Bring a large pot of salted water to a boil. Add whichever type of pasta you choose. tir, bring back to a boil and start timing according to your desired degree of doneness and instructions on the package. While the pasta is cooking, in a small, heavy-bottomed saucepan, heat the milk over medium-low heat. Add the soft cheeses, stirring constantly with a wooden spoon until they are melted and the mixture is homogeneous. Add the nutmeg and white pepper.About 1 minute before the pasta is done, remove it from heat and drain it. Transfer the drained pasta to a large skillet and stir in the milk-and-cheese mixture and the grated cheeses. Cook, shaking the pan continuously and vigorously until the sauce has thickened and the pasta is perfectly al dente and coated in the cheese sauce. Season to taste with fine sea salt.
Serve hot, with additional grated cheese for topping, if desired, and a green salad or vegetables.
1.3 million apples are thrown away. Every. Year. Staggering. And sucha shame for such a great product! Who doesn’t love the apple-break? Store them in a dry and cool place to keep them for longer. Another option is to make apple sauce to go with your vegetables. This is the simplest thing you’ll ever make, maximum outcome. I remember my mom always used to make her own apple sauce and whenever we had dinner guests over it would steal the show.
- 4 apples, peeled, cored and chopped into cubes
- 180 ml water
- 40 grams of sugar (use less or more to taste)
- pinch of cinnamon (optional)

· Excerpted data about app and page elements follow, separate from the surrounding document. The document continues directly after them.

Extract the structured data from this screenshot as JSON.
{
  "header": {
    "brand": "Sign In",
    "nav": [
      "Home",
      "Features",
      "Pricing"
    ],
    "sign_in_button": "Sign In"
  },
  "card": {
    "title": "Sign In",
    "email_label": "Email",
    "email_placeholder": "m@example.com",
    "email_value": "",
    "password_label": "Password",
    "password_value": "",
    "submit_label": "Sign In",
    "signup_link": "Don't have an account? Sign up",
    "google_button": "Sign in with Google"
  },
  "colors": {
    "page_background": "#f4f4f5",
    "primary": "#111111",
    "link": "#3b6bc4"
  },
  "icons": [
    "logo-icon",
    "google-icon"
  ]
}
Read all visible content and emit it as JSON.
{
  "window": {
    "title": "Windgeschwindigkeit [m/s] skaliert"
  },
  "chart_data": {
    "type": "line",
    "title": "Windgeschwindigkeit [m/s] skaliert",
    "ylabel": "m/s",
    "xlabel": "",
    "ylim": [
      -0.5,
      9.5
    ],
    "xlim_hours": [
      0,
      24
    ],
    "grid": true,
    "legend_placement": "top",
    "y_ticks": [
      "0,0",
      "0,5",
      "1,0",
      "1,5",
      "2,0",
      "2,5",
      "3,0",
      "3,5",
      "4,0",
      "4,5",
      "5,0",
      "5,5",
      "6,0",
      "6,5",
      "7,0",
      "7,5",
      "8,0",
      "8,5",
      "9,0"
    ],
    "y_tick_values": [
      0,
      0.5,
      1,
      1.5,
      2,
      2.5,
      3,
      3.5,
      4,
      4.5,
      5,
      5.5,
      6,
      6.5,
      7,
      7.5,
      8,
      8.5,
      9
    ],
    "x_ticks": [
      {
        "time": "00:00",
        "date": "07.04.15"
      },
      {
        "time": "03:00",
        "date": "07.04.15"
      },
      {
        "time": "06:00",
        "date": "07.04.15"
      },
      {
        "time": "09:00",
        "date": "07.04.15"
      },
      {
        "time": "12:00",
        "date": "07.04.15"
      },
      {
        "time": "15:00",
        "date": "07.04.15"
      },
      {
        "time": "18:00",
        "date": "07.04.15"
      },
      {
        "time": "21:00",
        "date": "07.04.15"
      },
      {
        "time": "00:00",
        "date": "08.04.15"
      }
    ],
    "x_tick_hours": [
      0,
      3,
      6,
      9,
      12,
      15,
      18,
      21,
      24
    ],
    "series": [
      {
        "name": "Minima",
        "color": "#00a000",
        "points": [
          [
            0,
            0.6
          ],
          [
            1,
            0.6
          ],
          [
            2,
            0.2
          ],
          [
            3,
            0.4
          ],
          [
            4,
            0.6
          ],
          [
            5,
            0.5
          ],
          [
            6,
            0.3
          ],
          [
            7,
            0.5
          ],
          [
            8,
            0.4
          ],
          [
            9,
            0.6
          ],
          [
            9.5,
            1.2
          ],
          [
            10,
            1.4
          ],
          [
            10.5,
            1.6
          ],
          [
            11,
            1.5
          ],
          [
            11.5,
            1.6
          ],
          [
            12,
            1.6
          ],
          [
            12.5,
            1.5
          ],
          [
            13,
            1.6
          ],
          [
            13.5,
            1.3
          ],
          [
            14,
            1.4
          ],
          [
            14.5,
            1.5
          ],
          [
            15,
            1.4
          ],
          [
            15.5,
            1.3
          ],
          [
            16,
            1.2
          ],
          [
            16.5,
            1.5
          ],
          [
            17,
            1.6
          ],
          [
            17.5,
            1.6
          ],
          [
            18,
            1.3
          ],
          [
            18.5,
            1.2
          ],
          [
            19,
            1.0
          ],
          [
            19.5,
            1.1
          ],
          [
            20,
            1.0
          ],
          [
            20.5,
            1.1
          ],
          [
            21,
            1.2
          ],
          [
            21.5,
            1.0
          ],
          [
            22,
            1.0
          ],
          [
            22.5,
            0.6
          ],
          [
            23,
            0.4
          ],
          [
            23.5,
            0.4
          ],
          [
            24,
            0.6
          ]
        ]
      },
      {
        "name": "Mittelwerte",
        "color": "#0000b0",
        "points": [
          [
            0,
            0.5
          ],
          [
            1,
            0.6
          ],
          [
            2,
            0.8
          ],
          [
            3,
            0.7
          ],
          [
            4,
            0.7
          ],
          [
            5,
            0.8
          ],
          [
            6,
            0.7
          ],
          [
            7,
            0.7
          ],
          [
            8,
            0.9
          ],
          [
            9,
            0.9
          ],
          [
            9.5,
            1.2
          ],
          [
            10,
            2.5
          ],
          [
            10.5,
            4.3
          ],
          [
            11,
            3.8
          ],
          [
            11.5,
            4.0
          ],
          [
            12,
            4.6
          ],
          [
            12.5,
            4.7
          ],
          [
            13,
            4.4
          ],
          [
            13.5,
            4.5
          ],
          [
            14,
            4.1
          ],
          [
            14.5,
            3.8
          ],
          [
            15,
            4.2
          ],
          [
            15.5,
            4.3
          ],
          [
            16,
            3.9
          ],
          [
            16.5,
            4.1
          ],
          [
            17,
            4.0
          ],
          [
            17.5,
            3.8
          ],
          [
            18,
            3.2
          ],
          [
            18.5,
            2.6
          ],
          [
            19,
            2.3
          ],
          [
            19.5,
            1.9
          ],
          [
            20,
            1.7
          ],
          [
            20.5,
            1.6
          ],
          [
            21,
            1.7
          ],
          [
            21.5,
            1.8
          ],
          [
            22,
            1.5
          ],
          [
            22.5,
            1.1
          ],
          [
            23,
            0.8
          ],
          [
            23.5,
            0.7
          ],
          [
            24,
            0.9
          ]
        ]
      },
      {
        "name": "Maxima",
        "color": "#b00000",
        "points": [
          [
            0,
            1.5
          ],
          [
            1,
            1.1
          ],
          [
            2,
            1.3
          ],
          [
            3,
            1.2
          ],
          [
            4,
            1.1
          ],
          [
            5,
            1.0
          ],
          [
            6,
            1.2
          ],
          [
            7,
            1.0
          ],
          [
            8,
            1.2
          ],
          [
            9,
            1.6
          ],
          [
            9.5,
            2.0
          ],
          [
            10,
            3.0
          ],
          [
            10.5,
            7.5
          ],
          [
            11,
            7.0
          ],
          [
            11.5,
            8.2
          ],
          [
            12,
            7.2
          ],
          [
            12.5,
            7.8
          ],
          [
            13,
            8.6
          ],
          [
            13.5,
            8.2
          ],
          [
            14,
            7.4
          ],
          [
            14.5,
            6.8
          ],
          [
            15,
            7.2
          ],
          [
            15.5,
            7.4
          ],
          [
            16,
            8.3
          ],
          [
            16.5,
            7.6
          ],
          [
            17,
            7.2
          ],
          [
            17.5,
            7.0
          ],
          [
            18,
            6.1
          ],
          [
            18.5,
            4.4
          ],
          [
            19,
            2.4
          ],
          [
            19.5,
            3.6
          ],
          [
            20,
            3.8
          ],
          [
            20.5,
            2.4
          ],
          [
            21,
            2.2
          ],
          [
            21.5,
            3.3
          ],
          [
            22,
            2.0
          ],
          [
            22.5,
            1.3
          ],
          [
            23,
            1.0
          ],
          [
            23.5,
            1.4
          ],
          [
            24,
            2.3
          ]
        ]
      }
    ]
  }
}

Can you even call this a cooking method? It’s literally; putting everything in a saucepan, heat it over a medium heat for about 15 minutes and mash with a fork/potato masher. Enjoy!